Clark spends the entire summer between the second and third seasons under the influence of red kryptonite. This gives him plenty of time to offend pretty much everyone he's ever met. He physically shoves Chloe Sullivan around, deliberately doesn't contact his worried loved ones for months on end, and gets into a full-on super-battle with his own father. Fortunately, the red kryptonite ring that caused all the trouble shatters during the fight.


Krypto the Super-Dog frequently fought crime alongside Superboy in Smallville. But it's kind of surprising that they had time to do that in between all the times they've tried to kill each other. Multiple covers show Superboy and Krypto viciously attacking each other. Superboy was even ready to fling Krypto into space on more than one occasion. But somehow, that wasn't the worst thing Superboy ever did to him.

In Adventure Comics #272, Krypto becomes a Hollywood star and lets fame go to his head. To bring him down to Earth, Superboy literally poisons Krypto's pool water to make Krypto old and frail. Hollywood immediately drops the crotchety Krypto. Now that his dog has been sufficiently humbled, Superboy deigns to give him the antidote, restoring his youth and strength. Bad Superboy! Bad!


Injustice: Gods Among Us is a comic book prequel to the video game of the same name. The focus of both is an alternate universe in which Superman appoints himself dictator of Earth. What pushed him over the edge, you ask? The Joker tricked him into killing his pregnant wife, Lois, which resulted in Metropolis getting nuked. Superman takes this very, very badly. After murdering the Joker, Superman takes over the world, determined to restore law and order whether anyone else wants him to or not.

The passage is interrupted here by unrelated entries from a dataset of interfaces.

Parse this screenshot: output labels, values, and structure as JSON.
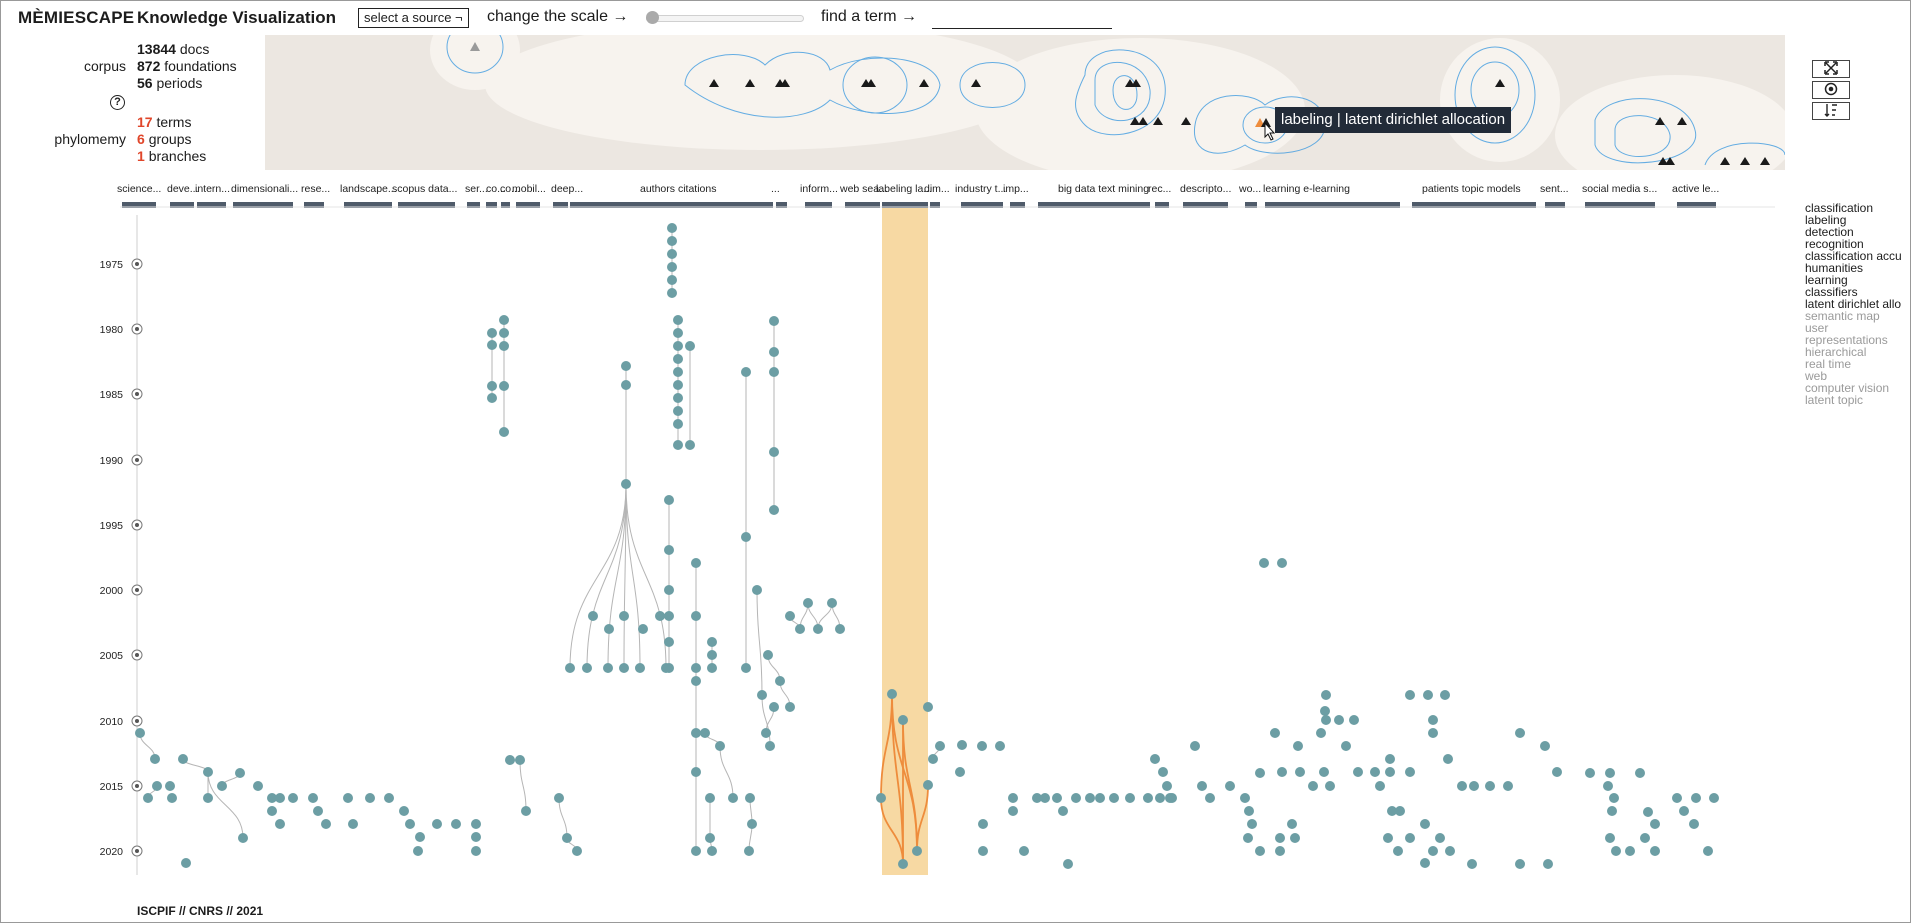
{
  "header": {
    "brand": "MÈMIESCAPE",
    "title": "Knowledge Visualization",
    "source_button": "select a source ¬",
    "scale_label": "change the scale →",
    "scale_value": 0,
    "find_label": "find a term →",
    "find_value": ""
  },
  "stats": {
    "corpus_label": "corpus",
    "docs_count": "13844",
    "docs_label": "docs",
    "foundations_count": "872",
    "foundations_label": "foundations",
    "periods_count": "56",
    "periods_label": "periods",
    "help_symbol": "?",
    "phylomemy_label": "phylomemy",
    "terms_count": "17",
    "terms_label": "terms",
    "groups_count": "6",
    "groups_label": "groups",
    "branches_count": "1",
    "branches_label": "branches"
  },
  "tooltip": "labeling | latent dirichlet allocation",
  "tools": {
    "fit_icon": "expand-icon",
    "center_icon": "target-icon",
    "sort_icon": "sort-icon"
  },
  "colors": {
    "node": "#6c9ea4",
    "edge": "#b5b5b5",
    "highlight_band": "#f7d9a3",
    "highlight_edge": "#ee8c3c",
    "branch_bar": "#4f5b6a",
    "accent_red": "#e0462a",
    "landscape_bg": "#ece7e1",
    "contour": "#4aa0e0"
  },
  "branch_labels": [
    "science...",
    "deve...",
    "intern...",
    "dimensionali...",
    "rese...",
    "landscape...",
    "scopus data...",
    "ser...",
    "co...",
    "co...",
    "mobil...",
    "deep...",
    "authors citations",
    "...",
    "inform...",
    "web sea...",
    "labeling la...",
    "dim...",
    "industry t...",
    "imp...",
    "big data text mining",
    "rec...",
    "descripto...",
    "wo...",
    "learning e-learning",
    "patients topic models",
    "sent...",
    "social media s...",
    "active le..."
  ],
  "years": [
    "1975",
    "1980",
    "1985",
    "1990",
    "1995",
    "2000",
    "2005",
    "2010",
    "2015",
    "2020"
  ],
  "legend_terms": [
    {
      "label": "classification",
      "active": true
    },
    {
      "label": "labeling",
      "active": true
    },
    {
      "label": "detection",
      "active": true
    },
    {
      "label": "recognition",
      "active": true
    },
    {
      "label": "classification accu",
      "active": true
    },
    {
      "label": "humanities",
      "active": true
    },
    {
      "label": "learning",
      "active": true
    },
    {
      "label": "classifiers",
      "active": true
    },
    {
      "label": "latent dirichlet allo",
      "active": true
    },
    {
      "label": "semantic map",
      "active": false
    },
    {
      "label": "user",
      "active": false
    },
    {
      "label": "representations",
      "active": false
    },
    {
      "label": "hierarchical",
      "active": false
    },
    {
      "label": "real time",
      "active": false
    },
    {
      "label": "web",
      "active": false
    },
    {
      "label": "computer vision",
      "active": false
    },
    {
      "label": "latent topic",
      "active": false
    }
  ],
  "footer": "ISCPIF // CNRS // 2021"
}
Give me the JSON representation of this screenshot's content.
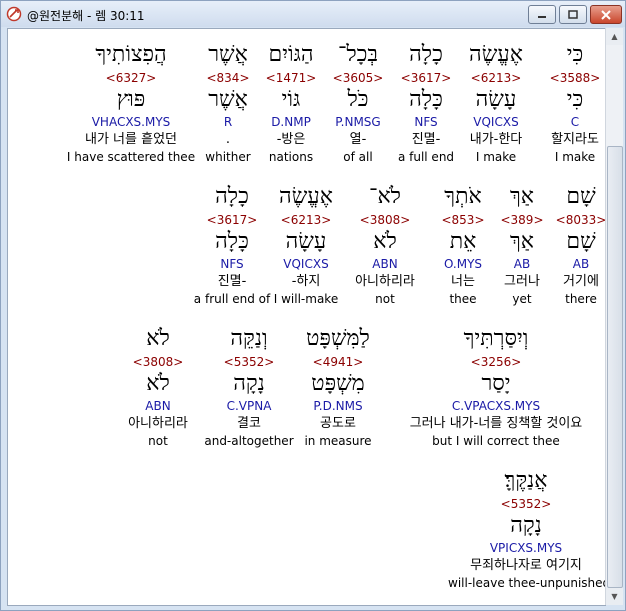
{
  "window": {
    "title": "@원전분해 - 렘 30:11",
    "buttons": {
      "minimize": "minimize-icon",
      "maximize": "maximize-icon",
      "close": "close-icon"
    }
  },
  "rows": [
    [
      {
        "heb": "כִּי",
        "snum": "<3588>",
        "root": "כִּי",
        "morph": "C",
        "kor": "할지라도",
        "eng": "I make"
      },
      {
        "heb": "אֶעֱשֶׂה",
        "snum": "<6213>",
        "root": "עָשָׂה",
        "morph": "VQICXS",
        "kor": "내가-한다",
        "eng": "I make"
      },
      {
        "heb": "כָלָה",
        "snum": "<3617>",
        "root": "כָּלָה",
        "morph": "NFS",
        "kor": "진멸-",
        "eng": "a full end"
      },
      {
        "heb": "בְּכָל־",
        "snum": "<3605>",
        "root": "כֹּל",
        "morph": "P.NMSG",
        "kor": "열-",
        "eng": "of all"
      },
      {
        "heb": "הַגּוֹיִם",
        "snum": "<1471>",
        "root": "גּוֹי",
        "morph": "D.NMP",
        "kor": "-방은",
        "eng": "nations"
      },
      {
        "heb": "אֲשֶׁר",
        "snum": "<834>",
        "root": "אֲשֶׁר",
        "morph": "R",
        "kor": ".",
        "eng": "whither"
      },
      {
        "heb": "הֲפִצוֹתִיךָ",
        "snum": "<6327>",
        "root": "פּוּץ",
        "morph": "VHACXS.MYS",
        "kor": "내가 너를 흩었던",
        "eng": "I have scattered thee"
      }
    ],
    [
      {
        "heb": "שָׁם",
        "snum": "<8033>",
        "root": "שָׁם",
        "morph": "AB",
        "kor": "거기에",
        "eng": "there"
      },
      {
        "heb": "אַךְ",
        "snum": "<389>",
        "root": "אַךְ",
        "morph": "AB",
        "kor": "그러나",
        "eng": "yet"
      },
      {
        "heb": "אֹתְךָ",
        "snum": "<853>",
        "root": "אֵת",
        "morph": "O.MYS",
        "kor": "너는",
        "eng": "thee"
      },
      {
        "heb": "לֹא־",
        "snum": "<3808>",
        "root": "לֹא",
        "morph": "ABN",
        "kor": "아니하리라",
        "eng": "not"
      },
      {
        "heb": "אֶעֱשֶׂה",
        "snum": "<6213>",
        "root": "עָשָׂה",
        "morph": "VQICXS",
        "kor": "-하지",
        "eng": "I will-make"
      },
      {
        "heb": "כָלָה",
        "snum": "<3617>",
        "root": "כָּלָה",
        "morph": "NFS",
        "kor": "진멸-",
        "eng": "a frull end of"
      }
    ],
    [
      {
        "heb": "וְיִסַּרְתִּיךָ",
        "snum": "<3256>",
        "root": "יָסַר",
        "morph": "C.VPACXS.MYS",
        "kor": "그러나 내가-너를 징책할 것이요",
        "eng": "but I will correct thee"
      },
      {
        "heb": "לַמִּשְׁפָּט",
        "snum": "<4941>",
        "root": "מִשְׁפָּט",
        "morph": "P.D.NMS",
        "kor": "공도로",
        "eng": "in measure"
      },
      {
        "heb": "וְנַקֵּה",
        "snum": "<5352>",
        "root": "נָקָה",
        "morph": "C.VPNA",
        "kor": "결코",
        "eng": "and-altogether"
      },
      {
        "heb": "לֹא",
        "snum": "<3808>",
        "root": "לֹא",
        "morph": "ABN",
        "kor": "아니하리라",
        "eng": "not"
      }
    ],
    [
      {
        "heb": "אֲנַקֶּךָּ׃",
        "snum": "<5352>",
        "root": "נָקָה",
        "morph": "VPICXS.MYS",
        "kor": "무죄하나자로 여기지",
        "eng": "will-leave thee-unpunished"
      }
    ]
  ]
}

And, surprise surprise, some of Earth's other heroes don't approve of Superman's regime. Superman retaliates in all sorts of horrible ways: he exposes Batman's secret identity to the world, pummels Green Arrow to death and breaks Batman's back. Losing your wife and your city really sucks, but our sympathy can only stretch so far.


Most superheroes have been mind controlled at least once in their careers. Superman is certainly no exception. Surprisingly often, villains seek to brainwash Superman for the express purpose of beating up Batman. In World's Finest #95, for example, an alien race makes Superman and Batman hate each other so they'll fight and settle the age-old question of whether Batman could take Superman in a fight.

Nearly 1000 issues later, Superman tries to kill Batman and Robin at the behest of the villain Horatio Socrates. And in World's Finest #261, the Penguin and Terra-Man hypnotize Superman into thinking that he's the Sundance Kid and that Batman is his enemy. We're sure there are other examples, but we're running out of room here, so let's just move on.


Have you ever thought about just dropping everything and starting a new, less stressful life somewhere else? Superman sure did. But unlike the rest of us schmoes, he has both the powers and the selfish attitude to make his dream come true. In Superman #210, he hypnotizes all of his friends into believing Clark Kent killed himself over Lois Lane's repeated rejections. That seems a bit extreme, but okay.

After successfully faking his death, Superman is shocked to discover that people actually like him and are sad he is dead. Clark, of course, "miraculously" comes back to life by the end of the issue. You'd think a grown man would know better than to fake his death to avoid personal problems, but then again, this is Superman we're talking about...


In Superman #150, Lana and Lois take their romantic rivalry for Superman to the next level: they pretend to arrange a duel to the death in the hopes that Superman will finally marry one of them. Now granted, this is not exactly healthy behavior, but the way Superman deals with it is equally horrifying. Supes figures out he's being pranked and sets up a prank of his own.

Constructing robot duplicates of both Lois and Lana, he arranges for each woman to not only duel her friend's robot double but to "kill" said double. Lois collapses with grief when she stabs "Lana" to death, while Lana is horrified when she fatally "shoots" Lois. Somehow, when we heard about Superman setting up a robot battle, we were picturing something way more awesome than this.

More in Lists